Work request => Locate every line in the material below that has the word "Manager". Copy each of those lines.

Dataset excerpts =>
══════════════════════════════

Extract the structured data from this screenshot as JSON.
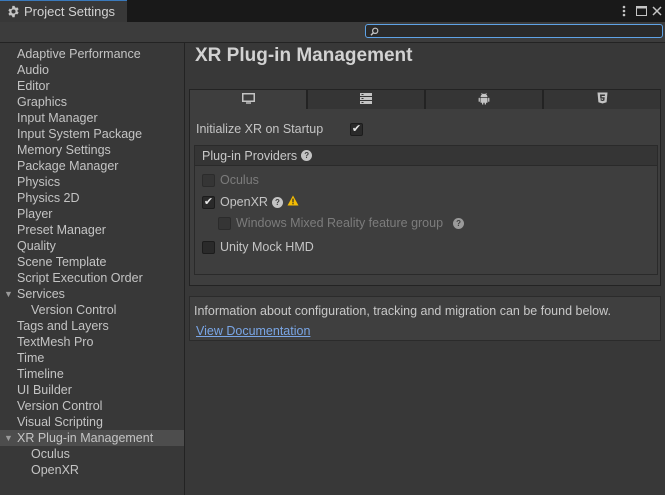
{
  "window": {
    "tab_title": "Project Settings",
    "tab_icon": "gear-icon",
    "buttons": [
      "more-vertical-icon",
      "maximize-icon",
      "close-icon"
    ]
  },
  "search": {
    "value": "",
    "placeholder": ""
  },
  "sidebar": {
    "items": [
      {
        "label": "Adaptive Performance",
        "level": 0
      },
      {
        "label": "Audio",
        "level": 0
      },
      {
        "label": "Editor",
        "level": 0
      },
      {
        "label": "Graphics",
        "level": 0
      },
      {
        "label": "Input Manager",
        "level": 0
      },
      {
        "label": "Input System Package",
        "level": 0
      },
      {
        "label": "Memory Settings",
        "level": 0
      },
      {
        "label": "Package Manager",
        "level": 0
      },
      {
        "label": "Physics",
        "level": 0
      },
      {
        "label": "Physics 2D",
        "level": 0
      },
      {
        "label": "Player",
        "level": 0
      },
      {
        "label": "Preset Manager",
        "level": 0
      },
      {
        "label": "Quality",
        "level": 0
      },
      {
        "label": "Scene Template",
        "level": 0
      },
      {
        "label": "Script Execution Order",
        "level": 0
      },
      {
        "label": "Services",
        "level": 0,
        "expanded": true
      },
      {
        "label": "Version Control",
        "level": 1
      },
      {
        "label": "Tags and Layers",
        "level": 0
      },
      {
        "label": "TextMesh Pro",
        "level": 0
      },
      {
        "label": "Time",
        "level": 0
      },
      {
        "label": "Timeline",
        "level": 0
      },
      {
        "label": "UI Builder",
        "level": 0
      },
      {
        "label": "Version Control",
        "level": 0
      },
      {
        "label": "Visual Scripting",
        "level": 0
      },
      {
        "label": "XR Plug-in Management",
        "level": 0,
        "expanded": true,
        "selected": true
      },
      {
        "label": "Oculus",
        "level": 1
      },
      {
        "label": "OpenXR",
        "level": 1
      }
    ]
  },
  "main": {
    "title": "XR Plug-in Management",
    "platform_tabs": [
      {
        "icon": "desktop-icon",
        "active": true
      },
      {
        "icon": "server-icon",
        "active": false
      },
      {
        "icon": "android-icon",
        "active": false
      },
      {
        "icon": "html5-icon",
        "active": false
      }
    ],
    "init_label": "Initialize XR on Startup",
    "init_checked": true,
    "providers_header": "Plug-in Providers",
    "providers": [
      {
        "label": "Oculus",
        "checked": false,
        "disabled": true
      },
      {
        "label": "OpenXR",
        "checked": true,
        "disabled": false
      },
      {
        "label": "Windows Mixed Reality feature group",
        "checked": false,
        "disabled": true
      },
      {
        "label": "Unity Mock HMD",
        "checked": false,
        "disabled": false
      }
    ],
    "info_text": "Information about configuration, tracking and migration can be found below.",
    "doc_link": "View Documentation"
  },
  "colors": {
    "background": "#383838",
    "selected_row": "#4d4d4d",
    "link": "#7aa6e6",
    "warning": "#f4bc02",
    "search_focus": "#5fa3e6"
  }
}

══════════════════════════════

Result of this task =>
        "label": "Input Manager",
        "label": "Package Manager",
        "label": "Preset Manager",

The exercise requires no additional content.